■ **Exercise objective**
Would you copy all lines in the data that contain the word "limit"?
Segment Start: Data for review
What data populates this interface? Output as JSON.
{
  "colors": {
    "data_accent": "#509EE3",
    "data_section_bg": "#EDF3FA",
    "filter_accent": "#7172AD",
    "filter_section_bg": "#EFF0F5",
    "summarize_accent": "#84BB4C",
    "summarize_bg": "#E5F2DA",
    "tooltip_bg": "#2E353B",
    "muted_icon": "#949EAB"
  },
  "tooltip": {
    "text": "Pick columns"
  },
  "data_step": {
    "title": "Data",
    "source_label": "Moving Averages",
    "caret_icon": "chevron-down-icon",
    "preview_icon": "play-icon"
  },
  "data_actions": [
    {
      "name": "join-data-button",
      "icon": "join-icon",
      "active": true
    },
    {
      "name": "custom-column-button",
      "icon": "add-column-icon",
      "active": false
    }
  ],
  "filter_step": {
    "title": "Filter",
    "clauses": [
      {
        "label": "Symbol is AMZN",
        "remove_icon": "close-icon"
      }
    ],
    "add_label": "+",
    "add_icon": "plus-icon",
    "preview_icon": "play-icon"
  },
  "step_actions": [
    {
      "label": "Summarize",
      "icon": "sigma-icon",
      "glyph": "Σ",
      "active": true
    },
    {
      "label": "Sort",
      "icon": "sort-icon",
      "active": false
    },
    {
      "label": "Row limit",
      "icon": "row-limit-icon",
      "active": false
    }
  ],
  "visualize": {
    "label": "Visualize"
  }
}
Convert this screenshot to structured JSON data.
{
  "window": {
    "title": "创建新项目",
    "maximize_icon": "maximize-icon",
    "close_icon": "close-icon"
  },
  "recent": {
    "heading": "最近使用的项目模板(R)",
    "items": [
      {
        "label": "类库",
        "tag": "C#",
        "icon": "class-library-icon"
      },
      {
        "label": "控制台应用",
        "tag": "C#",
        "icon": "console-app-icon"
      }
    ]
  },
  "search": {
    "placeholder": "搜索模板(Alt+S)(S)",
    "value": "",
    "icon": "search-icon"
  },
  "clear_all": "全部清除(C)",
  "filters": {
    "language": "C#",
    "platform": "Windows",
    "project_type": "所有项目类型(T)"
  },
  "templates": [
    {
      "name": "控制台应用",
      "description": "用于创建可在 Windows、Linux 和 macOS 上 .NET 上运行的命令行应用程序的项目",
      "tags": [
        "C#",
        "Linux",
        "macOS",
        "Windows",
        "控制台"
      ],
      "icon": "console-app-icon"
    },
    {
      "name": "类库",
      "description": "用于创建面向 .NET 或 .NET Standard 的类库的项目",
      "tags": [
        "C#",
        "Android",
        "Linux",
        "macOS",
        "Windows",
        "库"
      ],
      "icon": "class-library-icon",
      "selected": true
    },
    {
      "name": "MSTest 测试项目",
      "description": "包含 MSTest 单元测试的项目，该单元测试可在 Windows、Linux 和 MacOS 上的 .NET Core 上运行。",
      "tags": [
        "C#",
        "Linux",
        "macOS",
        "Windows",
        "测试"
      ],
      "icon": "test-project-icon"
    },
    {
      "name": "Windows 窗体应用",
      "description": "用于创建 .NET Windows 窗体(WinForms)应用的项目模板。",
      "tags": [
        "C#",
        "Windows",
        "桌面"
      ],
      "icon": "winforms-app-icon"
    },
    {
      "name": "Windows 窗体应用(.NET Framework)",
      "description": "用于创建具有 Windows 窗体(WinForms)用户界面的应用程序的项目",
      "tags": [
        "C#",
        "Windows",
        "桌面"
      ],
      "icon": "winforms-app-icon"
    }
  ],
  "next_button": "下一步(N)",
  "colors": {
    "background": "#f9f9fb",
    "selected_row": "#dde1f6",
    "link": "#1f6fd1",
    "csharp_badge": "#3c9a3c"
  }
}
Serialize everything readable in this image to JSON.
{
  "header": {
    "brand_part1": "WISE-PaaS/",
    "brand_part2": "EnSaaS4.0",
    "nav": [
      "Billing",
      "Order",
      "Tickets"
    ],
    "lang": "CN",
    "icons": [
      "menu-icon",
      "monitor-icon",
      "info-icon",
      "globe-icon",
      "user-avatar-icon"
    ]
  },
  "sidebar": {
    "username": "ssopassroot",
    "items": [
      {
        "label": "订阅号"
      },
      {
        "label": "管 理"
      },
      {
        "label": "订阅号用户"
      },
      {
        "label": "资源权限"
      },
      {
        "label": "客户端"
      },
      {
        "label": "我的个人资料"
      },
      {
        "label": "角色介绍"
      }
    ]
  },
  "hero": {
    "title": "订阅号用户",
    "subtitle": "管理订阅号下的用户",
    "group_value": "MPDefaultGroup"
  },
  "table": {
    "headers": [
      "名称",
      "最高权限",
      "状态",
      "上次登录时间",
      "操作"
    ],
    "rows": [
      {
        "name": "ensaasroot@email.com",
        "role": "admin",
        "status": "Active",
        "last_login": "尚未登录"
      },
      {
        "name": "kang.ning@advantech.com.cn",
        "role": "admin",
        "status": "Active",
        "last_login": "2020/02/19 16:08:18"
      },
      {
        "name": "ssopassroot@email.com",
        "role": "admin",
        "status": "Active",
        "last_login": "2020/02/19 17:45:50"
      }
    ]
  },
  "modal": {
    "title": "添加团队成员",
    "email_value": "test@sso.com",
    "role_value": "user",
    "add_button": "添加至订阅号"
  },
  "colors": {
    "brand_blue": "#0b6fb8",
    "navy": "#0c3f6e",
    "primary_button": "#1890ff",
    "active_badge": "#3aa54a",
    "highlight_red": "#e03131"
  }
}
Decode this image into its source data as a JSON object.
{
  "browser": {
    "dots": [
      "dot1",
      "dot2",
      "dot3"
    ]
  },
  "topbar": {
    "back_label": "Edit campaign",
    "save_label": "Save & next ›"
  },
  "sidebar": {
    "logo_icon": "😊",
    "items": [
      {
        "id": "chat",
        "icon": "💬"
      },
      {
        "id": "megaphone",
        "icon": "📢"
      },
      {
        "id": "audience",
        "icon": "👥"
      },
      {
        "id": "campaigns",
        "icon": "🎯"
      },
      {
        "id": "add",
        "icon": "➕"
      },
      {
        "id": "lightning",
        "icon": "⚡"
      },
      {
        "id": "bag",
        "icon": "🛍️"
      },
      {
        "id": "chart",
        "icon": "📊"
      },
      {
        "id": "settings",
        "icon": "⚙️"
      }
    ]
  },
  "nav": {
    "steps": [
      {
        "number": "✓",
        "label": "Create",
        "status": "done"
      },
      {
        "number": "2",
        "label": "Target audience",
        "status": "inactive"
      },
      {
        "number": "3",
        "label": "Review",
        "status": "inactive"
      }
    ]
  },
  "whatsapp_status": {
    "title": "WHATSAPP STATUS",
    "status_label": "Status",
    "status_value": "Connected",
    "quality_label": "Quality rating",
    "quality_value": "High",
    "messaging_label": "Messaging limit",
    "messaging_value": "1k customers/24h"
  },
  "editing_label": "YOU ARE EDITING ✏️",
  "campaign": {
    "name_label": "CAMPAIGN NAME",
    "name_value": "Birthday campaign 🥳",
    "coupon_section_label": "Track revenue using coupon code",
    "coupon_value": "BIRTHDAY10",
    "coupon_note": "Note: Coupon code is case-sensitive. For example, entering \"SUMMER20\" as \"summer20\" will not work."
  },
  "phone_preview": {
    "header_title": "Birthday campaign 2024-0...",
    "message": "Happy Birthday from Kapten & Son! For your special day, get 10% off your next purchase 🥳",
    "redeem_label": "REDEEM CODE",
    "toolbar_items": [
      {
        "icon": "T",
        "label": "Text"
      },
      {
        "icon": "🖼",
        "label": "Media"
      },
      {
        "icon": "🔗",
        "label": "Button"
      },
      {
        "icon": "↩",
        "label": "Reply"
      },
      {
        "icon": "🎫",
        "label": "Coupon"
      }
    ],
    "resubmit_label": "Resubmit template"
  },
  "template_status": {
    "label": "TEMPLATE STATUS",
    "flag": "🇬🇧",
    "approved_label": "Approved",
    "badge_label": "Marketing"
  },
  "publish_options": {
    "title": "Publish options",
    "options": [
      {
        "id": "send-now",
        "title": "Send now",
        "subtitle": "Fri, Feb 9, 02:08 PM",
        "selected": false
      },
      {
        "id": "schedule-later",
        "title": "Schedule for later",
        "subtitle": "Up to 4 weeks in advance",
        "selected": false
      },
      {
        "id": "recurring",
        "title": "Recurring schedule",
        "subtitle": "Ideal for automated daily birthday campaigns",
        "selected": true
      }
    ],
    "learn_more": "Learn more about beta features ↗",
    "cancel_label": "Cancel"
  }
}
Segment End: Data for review
■ **Reply to the task**
      "label": "Row limit",
      "icon": "row-limit-icon",
    "messaging_label": "Messaging limit",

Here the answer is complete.